**Source records**.
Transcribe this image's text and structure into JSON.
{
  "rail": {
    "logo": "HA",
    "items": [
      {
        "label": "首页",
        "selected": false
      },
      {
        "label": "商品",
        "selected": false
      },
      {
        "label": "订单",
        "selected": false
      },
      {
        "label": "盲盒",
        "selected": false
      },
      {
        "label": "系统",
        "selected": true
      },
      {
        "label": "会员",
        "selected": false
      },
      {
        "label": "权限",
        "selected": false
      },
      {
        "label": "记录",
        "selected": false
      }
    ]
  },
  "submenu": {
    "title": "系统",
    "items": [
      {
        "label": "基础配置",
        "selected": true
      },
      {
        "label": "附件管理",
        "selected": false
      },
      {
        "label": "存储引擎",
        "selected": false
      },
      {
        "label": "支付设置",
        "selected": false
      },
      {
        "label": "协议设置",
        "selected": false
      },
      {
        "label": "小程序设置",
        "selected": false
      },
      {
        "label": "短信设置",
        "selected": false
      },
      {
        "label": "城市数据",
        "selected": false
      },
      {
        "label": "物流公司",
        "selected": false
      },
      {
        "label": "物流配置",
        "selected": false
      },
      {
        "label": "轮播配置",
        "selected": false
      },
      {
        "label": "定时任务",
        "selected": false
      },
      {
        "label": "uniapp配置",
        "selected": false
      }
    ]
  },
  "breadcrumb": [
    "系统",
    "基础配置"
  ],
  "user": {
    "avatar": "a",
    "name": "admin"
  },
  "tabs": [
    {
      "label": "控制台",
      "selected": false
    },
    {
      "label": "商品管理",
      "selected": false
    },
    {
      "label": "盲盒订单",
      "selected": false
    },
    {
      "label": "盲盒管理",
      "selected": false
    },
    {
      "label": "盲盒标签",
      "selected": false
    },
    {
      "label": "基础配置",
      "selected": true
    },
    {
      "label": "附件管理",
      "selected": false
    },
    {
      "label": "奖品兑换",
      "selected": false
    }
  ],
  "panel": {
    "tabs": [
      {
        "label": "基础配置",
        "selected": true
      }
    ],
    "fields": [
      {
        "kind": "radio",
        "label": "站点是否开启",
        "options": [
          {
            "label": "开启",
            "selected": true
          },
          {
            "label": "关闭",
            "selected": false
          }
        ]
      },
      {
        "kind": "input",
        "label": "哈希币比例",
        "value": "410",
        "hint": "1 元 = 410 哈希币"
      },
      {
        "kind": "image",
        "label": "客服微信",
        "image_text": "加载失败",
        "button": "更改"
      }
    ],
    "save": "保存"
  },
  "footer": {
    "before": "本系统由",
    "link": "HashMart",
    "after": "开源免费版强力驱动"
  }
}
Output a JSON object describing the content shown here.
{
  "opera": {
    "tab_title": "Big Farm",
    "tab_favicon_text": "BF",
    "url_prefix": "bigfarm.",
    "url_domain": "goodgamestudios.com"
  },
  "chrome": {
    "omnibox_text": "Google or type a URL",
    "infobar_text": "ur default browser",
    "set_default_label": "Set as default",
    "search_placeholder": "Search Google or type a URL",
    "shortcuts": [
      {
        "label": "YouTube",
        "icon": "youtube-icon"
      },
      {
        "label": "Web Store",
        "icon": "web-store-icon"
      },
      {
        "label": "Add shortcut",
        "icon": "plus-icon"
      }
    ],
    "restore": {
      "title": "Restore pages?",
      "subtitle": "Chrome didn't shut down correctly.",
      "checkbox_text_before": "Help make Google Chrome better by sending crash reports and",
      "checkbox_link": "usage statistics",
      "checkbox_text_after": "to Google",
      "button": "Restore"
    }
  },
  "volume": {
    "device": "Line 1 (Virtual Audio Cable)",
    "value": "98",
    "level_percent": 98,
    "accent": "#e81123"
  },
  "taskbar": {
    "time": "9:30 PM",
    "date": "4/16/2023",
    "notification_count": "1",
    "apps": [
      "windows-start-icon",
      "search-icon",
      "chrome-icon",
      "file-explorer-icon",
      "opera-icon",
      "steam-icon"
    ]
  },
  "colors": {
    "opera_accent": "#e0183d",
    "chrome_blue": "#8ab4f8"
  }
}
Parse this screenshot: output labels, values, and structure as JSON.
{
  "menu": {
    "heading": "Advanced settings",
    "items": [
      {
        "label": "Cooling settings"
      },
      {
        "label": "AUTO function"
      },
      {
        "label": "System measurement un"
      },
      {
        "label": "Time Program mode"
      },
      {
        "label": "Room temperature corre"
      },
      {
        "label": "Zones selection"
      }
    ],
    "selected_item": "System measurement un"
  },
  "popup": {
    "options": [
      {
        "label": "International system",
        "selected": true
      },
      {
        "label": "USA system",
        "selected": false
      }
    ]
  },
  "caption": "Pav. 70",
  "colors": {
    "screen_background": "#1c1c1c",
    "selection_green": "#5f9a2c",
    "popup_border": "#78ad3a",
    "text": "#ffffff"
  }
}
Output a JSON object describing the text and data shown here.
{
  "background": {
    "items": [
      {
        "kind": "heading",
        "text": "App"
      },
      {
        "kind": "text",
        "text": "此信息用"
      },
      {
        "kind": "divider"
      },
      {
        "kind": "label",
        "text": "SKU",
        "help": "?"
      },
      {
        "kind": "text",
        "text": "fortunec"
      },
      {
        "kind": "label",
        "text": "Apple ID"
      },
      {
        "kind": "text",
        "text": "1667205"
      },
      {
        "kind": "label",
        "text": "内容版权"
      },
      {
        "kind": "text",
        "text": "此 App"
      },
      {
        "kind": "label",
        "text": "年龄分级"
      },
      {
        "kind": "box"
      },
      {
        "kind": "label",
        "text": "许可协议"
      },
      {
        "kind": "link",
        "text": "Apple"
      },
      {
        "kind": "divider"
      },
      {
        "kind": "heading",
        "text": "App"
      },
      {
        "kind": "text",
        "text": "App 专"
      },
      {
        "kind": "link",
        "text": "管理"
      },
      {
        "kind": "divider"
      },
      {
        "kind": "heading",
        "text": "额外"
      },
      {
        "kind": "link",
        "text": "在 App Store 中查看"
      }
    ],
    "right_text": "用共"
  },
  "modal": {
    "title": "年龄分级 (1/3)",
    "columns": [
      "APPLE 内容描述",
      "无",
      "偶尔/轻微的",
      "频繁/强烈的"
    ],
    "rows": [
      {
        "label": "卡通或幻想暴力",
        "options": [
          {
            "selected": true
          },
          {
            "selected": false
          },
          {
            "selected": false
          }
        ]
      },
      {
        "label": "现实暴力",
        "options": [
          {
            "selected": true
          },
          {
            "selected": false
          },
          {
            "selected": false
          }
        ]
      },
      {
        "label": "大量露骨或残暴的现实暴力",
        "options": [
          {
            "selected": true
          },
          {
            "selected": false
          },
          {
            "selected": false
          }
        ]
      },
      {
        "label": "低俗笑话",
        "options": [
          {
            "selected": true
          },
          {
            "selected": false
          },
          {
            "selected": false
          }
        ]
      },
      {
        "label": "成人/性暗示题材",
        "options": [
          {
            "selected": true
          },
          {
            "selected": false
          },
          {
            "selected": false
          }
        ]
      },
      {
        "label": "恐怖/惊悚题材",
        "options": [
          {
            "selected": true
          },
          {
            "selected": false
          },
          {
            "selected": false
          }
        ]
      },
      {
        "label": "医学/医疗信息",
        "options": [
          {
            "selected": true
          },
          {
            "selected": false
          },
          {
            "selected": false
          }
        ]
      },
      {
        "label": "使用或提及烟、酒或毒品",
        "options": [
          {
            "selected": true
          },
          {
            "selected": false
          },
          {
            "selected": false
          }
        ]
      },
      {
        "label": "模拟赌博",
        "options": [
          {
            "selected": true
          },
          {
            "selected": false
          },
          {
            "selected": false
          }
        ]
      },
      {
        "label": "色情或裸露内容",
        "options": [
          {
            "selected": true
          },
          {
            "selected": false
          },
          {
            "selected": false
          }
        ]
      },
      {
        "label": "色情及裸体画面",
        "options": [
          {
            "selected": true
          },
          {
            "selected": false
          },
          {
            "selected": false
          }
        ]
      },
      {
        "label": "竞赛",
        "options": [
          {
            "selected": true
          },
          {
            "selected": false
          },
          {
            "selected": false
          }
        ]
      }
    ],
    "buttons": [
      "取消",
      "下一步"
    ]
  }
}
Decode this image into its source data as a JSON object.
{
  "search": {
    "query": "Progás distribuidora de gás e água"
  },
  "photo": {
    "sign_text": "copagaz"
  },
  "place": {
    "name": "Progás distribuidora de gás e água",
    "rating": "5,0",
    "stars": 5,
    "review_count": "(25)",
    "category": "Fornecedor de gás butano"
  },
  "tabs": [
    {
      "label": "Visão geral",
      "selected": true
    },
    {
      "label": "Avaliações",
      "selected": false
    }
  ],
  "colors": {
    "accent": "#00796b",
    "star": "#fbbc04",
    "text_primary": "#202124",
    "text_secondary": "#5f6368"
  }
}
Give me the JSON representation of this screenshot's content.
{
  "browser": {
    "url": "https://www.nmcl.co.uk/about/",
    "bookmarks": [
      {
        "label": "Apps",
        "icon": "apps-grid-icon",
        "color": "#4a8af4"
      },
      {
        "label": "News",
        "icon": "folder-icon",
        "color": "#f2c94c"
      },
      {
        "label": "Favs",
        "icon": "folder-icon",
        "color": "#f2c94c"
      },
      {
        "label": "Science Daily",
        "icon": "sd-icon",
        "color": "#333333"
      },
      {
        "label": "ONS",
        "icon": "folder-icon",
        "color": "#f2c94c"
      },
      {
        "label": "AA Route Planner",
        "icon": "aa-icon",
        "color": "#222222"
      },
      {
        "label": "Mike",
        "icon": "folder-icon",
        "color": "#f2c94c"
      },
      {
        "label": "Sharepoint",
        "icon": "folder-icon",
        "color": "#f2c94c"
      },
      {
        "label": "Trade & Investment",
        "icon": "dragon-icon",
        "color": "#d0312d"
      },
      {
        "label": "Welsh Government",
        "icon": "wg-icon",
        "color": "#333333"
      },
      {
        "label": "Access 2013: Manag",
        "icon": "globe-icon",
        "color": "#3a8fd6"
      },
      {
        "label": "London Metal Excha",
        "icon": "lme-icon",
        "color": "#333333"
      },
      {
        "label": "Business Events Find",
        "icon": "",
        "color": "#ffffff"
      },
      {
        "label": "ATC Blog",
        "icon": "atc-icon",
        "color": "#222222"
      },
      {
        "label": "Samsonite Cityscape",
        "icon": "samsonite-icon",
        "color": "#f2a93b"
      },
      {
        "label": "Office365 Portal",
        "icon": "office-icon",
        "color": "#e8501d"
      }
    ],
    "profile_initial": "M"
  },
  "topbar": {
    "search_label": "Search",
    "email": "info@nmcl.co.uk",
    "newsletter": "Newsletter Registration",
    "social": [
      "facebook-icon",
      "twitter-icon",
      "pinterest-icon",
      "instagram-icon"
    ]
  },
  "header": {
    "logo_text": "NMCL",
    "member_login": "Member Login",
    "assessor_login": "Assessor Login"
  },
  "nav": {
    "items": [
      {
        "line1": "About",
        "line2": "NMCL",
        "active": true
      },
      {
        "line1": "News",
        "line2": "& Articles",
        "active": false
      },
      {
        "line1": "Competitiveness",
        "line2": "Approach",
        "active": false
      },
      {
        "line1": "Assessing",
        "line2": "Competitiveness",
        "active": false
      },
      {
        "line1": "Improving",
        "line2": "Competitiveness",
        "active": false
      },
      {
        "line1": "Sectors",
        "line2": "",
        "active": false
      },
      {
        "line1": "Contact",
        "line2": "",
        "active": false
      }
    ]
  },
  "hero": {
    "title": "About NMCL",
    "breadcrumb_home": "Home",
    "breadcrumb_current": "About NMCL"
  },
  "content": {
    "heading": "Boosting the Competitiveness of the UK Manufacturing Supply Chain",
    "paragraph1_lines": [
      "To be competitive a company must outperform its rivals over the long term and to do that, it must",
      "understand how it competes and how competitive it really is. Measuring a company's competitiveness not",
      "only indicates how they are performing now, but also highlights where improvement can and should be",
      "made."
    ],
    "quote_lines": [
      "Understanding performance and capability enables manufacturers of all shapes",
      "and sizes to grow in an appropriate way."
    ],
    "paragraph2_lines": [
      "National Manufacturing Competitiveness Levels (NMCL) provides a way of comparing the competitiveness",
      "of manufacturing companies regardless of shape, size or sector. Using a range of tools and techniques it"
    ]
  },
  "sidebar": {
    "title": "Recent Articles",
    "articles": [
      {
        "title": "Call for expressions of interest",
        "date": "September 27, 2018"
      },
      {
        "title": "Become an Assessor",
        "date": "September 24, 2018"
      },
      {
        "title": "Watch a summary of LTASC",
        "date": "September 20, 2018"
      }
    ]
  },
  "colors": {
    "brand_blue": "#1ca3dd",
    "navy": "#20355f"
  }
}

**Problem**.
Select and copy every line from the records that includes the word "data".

**Response to this task**.
Output a JSON object describing the text and data shown here.
Decode this image into its source data as a JSON object.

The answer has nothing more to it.